Loved ones of the Sept. 11 dead welcomed the verdict Monday making Al Qaeda conspirator Zacarias Moussaoui eligible for the death penalty, one describing him as a man with "no soul" but another wanting him spared so he can tell more about the plot.

"I describe him like a dog with rabies, one that cannot be cured," said Abraham Scott, who lost his wife Janice Marie in the Pentagon on Sept. 11, 2001, and has witnessed much of the sentencing trial. "The only cure is to put him or her to death."

In New York, Bruce De Cell said by phone he opposed the death penalty for Moussaoui and hoped he would talk if given a life sentence instead of execution in the second phase of the trial. "He can implicate more people," he said. De Cell's son-in-law, Mark Petrocelli, died in the attacks.

The jury's finding that Moussaoui's lies after his arrest in August 2001 were responsible for at least one Sept. 11 death opens a second chapter that will determine whether he deserves to be executed. The only other sentence the jury can decide is life in prison.

That stage, opening Thursday, is expected to include wrenching testimony from families of the Sept. 11 victims.

Outside the courthouse, Rosemary Dillard, whose husband Eddie was on the hijacked airliner that flew into the Pentagon, said she felt a sense of vindication from the verdict.

"This man has no soul, has no conscience," she said of the only man charged in the U.S. in the attacks that killed nearly 3,000 people. "What else could we ask for but this?"

She said: "He deserves the death penalty — 2,997 people prove that he deserves it." Dillard added that the attacks affected everyone: "None of you feel the way you did before Sept. 11."

But in a trial that also focused on the government's ineptness in following up on pre-Sept. 11 leads, federal agencies were not let off the hook by victims' families.

Scott said as much as he wants Moussaoui to be executed, he thinks the government deserves equal blame "for not acting on certain indicators that could have prevented 9/11 from happening."

Rosaleen Tallon, whose firefighter brother, Sean Tallon, was killed at the trade center, agreed "the government really dropped the ball."

"We knew he was guilty," Tallon said of Moussaoui.

But she said her religious beliefs do not support the death penalty.

"I personally would love if he had to sit for the next 30 or 40 years of his life," she said. "He almost wants the death penalty. He really almost wants to go out a martyr."

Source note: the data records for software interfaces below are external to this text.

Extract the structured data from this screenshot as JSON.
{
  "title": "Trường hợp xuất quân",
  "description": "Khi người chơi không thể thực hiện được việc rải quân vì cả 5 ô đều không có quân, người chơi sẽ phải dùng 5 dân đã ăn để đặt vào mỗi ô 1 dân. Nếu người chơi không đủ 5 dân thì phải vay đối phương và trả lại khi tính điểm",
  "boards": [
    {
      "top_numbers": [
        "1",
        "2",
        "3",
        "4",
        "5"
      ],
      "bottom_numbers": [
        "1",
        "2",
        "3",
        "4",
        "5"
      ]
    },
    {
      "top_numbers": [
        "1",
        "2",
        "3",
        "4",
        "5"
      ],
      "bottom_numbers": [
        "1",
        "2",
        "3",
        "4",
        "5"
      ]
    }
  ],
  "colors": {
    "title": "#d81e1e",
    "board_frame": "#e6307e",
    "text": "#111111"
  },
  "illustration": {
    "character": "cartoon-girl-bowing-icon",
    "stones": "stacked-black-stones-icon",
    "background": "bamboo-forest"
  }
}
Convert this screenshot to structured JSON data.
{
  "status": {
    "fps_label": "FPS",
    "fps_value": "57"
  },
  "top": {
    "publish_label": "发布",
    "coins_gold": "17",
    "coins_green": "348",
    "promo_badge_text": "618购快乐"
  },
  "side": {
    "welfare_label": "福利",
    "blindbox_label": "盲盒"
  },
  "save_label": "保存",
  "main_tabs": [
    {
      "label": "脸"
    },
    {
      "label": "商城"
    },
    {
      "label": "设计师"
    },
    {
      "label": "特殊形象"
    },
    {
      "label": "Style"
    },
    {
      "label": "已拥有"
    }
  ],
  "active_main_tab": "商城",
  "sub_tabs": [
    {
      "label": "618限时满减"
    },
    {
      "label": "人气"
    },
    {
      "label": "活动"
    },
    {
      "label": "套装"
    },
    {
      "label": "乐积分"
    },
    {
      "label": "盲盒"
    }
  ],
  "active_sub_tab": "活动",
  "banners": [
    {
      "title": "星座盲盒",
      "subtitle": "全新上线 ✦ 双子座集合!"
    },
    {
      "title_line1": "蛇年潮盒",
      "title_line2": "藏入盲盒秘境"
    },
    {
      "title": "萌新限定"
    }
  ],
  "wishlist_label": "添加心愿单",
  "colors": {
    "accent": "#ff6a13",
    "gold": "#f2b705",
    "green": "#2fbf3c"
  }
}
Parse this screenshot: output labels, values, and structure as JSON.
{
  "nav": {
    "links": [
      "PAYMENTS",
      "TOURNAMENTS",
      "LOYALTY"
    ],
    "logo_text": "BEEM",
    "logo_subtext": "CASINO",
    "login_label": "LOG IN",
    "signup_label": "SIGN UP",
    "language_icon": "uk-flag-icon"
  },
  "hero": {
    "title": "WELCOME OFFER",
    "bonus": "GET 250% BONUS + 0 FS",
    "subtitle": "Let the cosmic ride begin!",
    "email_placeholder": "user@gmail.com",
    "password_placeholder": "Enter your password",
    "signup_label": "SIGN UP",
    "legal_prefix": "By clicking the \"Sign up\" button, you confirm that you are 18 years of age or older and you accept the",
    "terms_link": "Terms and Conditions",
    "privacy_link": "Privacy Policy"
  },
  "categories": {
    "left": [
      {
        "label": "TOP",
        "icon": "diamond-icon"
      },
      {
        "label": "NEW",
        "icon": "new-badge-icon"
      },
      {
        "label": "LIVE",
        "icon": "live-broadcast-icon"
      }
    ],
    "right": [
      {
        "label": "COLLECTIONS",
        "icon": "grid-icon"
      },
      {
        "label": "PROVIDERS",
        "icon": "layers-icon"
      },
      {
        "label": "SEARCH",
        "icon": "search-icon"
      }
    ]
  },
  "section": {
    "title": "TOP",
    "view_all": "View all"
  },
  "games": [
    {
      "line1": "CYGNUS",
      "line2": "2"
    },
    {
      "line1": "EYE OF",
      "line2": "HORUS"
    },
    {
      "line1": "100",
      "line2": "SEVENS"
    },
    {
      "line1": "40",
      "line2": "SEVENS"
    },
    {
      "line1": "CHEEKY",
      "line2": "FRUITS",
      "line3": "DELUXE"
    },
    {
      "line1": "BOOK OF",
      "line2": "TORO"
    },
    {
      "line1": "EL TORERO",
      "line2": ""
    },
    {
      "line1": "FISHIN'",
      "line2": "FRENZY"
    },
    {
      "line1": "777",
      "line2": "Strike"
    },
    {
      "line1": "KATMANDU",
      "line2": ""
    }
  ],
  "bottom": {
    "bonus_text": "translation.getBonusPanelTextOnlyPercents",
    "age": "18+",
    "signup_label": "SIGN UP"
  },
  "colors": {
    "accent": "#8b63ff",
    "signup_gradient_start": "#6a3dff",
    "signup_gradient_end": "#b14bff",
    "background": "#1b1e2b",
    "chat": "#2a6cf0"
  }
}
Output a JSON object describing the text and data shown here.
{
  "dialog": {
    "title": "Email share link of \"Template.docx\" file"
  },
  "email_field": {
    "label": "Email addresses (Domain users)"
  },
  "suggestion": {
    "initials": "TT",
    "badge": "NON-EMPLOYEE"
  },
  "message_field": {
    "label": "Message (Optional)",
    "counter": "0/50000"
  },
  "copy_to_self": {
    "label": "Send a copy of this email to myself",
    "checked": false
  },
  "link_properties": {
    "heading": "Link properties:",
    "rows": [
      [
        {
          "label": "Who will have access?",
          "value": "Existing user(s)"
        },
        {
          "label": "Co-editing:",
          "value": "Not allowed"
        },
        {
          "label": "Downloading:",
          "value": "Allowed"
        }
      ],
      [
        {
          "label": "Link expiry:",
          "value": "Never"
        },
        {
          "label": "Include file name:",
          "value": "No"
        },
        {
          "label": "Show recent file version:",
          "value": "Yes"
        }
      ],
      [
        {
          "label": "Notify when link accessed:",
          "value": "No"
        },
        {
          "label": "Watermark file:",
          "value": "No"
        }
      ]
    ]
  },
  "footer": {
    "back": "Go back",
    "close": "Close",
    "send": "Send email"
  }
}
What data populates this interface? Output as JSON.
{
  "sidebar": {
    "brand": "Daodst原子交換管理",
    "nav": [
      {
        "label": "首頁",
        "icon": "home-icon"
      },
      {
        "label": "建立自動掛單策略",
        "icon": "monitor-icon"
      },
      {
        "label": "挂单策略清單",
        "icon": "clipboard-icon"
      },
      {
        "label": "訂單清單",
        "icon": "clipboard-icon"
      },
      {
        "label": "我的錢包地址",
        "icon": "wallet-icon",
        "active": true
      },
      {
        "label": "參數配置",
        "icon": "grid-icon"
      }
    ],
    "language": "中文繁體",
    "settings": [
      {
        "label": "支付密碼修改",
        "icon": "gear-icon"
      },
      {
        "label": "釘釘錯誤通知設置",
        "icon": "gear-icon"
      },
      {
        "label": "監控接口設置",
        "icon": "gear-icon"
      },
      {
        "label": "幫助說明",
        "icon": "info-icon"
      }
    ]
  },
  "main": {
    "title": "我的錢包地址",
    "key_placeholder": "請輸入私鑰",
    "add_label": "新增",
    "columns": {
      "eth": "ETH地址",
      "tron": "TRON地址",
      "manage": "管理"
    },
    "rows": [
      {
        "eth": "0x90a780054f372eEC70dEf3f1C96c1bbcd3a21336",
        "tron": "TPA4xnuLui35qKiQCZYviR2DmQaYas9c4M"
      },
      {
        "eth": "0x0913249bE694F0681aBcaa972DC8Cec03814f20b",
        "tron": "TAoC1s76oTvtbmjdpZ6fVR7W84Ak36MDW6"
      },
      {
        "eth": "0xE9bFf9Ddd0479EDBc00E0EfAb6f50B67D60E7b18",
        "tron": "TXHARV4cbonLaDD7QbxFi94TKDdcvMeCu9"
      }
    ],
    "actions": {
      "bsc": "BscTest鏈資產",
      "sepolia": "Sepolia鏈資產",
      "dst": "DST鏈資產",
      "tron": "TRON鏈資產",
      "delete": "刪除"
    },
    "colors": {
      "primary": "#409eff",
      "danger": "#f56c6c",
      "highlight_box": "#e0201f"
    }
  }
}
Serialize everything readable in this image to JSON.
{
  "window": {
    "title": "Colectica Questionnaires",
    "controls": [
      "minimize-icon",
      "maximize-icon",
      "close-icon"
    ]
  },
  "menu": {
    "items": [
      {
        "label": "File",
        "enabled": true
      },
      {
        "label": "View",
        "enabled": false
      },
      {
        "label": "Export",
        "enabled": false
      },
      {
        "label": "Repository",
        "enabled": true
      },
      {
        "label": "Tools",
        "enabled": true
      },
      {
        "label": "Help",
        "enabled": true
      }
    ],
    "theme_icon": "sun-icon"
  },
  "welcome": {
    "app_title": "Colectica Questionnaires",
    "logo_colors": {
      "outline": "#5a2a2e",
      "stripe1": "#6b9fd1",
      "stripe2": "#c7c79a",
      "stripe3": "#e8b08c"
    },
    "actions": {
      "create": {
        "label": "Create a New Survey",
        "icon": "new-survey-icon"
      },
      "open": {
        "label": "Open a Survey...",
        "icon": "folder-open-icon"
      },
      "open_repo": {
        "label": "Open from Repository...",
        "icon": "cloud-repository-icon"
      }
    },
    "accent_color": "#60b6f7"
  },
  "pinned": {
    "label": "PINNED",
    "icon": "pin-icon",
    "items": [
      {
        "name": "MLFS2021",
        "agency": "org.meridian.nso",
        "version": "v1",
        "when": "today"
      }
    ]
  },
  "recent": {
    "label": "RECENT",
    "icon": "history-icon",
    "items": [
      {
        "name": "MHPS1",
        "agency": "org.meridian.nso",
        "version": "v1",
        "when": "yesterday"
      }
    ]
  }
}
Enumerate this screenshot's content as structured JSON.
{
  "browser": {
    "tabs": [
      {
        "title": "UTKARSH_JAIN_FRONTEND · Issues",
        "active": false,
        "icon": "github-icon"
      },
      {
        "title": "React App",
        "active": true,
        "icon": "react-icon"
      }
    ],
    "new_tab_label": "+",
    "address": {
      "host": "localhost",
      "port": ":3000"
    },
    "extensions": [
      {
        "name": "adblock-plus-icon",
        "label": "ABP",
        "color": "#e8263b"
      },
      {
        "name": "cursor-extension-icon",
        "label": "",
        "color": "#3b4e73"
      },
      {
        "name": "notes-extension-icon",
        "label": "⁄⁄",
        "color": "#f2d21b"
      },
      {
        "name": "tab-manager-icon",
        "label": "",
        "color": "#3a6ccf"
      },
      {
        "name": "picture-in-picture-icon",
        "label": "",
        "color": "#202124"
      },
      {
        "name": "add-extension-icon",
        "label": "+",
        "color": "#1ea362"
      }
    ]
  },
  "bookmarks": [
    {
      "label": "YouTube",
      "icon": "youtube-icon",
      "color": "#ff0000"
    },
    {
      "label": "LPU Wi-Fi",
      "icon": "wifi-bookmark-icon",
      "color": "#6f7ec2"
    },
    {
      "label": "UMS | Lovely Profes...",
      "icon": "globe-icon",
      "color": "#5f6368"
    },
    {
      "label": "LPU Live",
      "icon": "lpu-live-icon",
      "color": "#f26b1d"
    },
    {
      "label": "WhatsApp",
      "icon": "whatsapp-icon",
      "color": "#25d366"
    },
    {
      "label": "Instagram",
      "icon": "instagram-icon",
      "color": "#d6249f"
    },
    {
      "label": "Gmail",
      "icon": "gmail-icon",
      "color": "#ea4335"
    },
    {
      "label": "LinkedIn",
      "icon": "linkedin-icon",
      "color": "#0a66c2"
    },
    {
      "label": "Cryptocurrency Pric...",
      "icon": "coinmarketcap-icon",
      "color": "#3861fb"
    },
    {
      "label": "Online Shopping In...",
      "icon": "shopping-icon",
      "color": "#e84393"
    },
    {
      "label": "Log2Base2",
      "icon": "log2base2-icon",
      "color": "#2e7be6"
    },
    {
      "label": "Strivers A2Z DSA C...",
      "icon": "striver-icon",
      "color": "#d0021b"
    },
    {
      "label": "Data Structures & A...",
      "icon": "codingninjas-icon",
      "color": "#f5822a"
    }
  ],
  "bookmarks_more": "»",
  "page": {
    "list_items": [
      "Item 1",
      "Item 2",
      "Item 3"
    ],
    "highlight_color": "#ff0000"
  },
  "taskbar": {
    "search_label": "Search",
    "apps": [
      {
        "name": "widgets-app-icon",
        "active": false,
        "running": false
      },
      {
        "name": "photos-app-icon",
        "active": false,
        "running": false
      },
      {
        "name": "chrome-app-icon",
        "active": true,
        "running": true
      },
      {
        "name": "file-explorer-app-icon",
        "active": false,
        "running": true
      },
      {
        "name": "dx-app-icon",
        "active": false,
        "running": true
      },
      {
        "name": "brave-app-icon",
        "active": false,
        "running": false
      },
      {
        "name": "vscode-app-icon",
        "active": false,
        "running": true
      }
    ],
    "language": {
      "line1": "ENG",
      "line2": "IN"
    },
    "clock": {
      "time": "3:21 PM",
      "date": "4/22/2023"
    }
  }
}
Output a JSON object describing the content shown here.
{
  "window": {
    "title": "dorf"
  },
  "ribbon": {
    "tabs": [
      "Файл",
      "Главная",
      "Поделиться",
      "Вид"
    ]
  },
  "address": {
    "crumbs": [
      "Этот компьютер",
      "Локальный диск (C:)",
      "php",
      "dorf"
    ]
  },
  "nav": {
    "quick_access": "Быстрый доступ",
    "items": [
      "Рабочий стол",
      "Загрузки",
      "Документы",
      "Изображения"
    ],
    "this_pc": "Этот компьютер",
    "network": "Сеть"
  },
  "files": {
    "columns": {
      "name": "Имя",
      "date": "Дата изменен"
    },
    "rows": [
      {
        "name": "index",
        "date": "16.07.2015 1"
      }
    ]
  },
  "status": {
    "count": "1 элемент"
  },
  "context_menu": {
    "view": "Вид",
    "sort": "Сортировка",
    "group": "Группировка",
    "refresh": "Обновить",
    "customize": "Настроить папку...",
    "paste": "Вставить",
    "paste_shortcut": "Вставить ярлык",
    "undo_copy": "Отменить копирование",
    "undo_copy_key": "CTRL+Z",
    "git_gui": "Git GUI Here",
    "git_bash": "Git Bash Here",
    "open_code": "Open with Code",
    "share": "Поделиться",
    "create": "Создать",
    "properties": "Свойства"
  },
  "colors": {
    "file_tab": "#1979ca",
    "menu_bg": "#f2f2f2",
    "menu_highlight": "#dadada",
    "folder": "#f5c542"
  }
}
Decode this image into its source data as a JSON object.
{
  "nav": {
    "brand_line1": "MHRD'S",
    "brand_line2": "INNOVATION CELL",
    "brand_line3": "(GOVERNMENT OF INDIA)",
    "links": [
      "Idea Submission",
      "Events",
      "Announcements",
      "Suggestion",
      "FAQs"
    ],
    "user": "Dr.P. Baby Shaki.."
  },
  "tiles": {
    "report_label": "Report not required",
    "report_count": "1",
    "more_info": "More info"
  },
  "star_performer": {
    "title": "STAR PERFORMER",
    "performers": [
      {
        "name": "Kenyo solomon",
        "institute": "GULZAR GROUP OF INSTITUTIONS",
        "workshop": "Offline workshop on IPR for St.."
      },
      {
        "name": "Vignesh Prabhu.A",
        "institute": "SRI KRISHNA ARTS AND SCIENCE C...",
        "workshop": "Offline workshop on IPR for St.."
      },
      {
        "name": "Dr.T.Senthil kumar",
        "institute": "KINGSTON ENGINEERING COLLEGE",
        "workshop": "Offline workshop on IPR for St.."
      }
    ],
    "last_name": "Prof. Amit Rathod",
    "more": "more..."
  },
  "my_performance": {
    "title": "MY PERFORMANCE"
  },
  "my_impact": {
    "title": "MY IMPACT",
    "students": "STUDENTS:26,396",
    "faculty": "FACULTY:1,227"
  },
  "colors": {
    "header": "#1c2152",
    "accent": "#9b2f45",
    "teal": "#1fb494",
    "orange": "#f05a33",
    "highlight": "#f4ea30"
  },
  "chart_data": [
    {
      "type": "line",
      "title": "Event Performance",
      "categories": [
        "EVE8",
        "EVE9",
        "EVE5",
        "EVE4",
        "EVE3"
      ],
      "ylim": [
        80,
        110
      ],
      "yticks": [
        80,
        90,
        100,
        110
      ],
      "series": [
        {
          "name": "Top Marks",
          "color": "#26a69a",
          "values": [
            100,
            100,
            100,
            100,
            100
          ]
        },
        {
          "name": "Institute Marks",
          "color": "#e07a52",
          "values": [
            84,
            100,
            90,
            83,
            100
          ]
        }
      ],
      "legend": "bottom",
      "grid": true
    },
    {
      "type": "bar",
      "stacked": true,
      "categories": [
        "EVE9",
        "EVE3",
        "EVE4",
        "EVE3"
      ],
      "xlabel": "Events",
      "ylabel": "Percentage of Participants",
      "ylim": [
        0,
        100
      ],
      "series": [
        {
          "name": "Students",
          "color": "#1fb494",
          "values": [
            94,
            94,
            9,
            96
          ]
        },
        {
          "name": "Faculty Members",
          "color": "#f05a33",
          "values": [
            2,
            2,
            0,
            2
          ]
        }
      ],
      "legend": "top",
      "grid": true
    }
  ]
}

Bill Doyle, who son Joseph died in the World Trade Center, said Moussaoui deserves the death penalty. "Apparently he knew about it, so I think the verdict is just."